The hierarchical structure of the partnership network is based on the degree of commitment that ISVs have to IBM technologies. “Advanced” partners “need to be enabled on one IBM hardware and one IBM middleware technology and have a customer installation that includes IBM,” Alberni explained. “Optimized” partners “must commit to Linux or a second middleware, write a solution brief showing how their solution integrates with IBM components to provide a total solution in our industry, and provide a customer reference in our industry.”
As Chu described it, “What they care about when they enable you as an optimized partner is, ‘When you guys make a sale, how much business will you bring IBM?’” But for QuantimBio and others, there are benefits to making that commitment. QuantumBio, which is an optimized partner, is currently collaborating with IBM on a research project to run its quantum mechanical-based molecular modeling algorithms on IBM hardware. The firms are working on a joint publication that Chu said he expects to be “mutually beneficial.”
According to Pat Blake, president of Biomax Solutions, “if you want to be in a market, from a software point of view, you want to be aligned with IBM.” He said that the partnership has had a positive impact on the company’s software sales “in that people who are interested in high-performance computing are very much looking at IBM and their pSeries, and we develop all the software on Linux anyway, so we’re very technically aligned with IBM.”
Blake said that most bioinformatics customers are still using a mix of hardware platforms, “but we’re seeing companies and organizations begin to replace other hardware with IBM hardware and our software.”
Lion’s Eberhardt said that when IBM and Lion announced their partnership in late 2001, “we needed buy-in from top management at pharmaceutical companies, and were hoping that the partnership would bring us in contact with key CIOs in the industry.”
Lion’s business model has since changed, and “the reality [of the partnership] has proven to be a little different than the original perception,” but Eberhart still deemed the relationship “a good thing” for Lion. One benefit, he noted, was the co-development of a relational version of Lion’s SRS system, which enabled SRS to run federated queries.
Chu and Blake both attended last Monday’s meeting in New York and deemed it a success for both IBM and its partners. “I saw my fellow executives from small companies, and we were all able to speak openly and candidly … [which is] not always easy when you get a bunch of executives together,” Blake said. He added that the fruits of the meeting included “good go-forward plans” on IBM’s part for more one-on-one interaction with its partners.
As he explained, IBM has as much — if not more — to gain from these partnerships as the smaller ISVs. “Biomax has been in this market for many more years than IBM,” he said. “So the sharing and transfer of knowledge is very important for them.”

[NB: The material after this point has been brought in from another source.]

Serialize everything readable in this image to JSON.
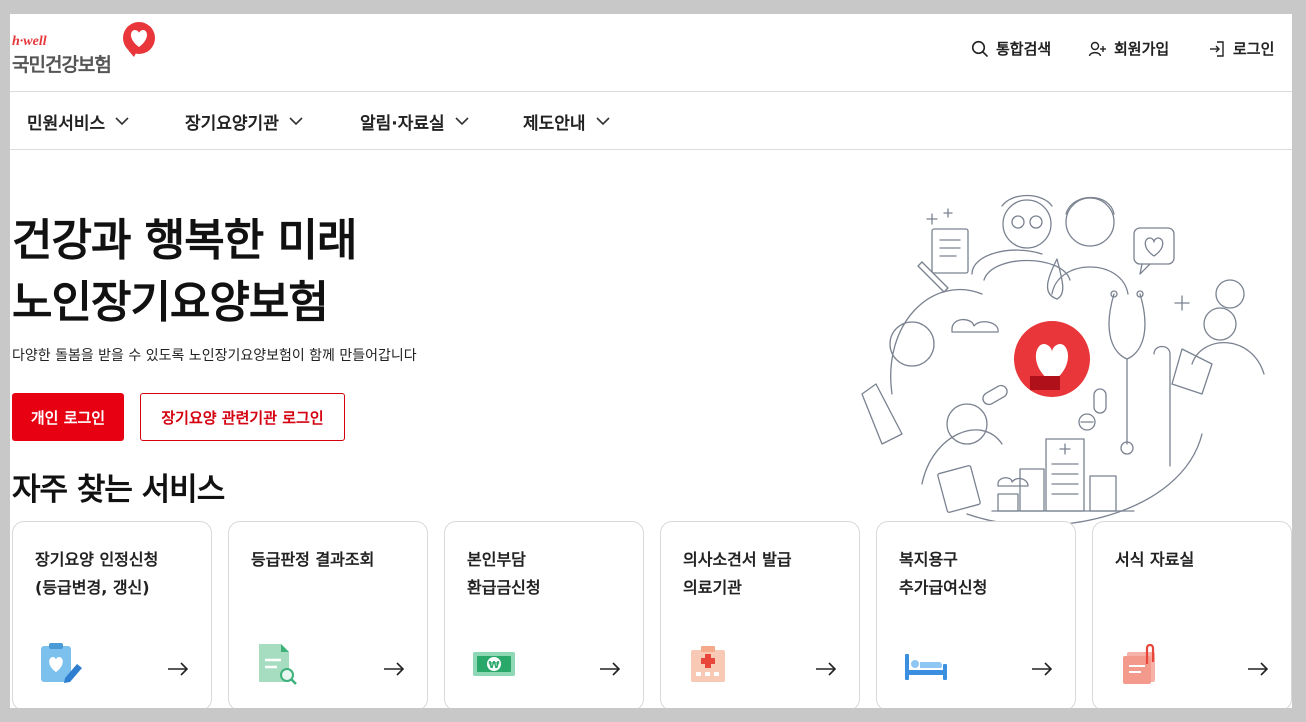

Kovac said that IBM’s partnership strategy has the potential to benefit both IBM and the smaller players in its ecosystem. “Whether it’s bioinformatics or the adoption of electronic medical records or other IT technologies in healthcare, one of the things that’s holding adoption back is fragmentation and the inability for people to kind of put all the pieces together,” she said.
“I think that when an industry is still immature, every small provider has the view [that] we’re going to conquer the entire world. And as you move through a period of thinking this through, I think more mature companies say, ‘There are some things we’re good at, but we’re not going to conquer the whole world, and to be able to do what we’re good at and really grow what we’re good at, we’re going to need to connect,’” she said.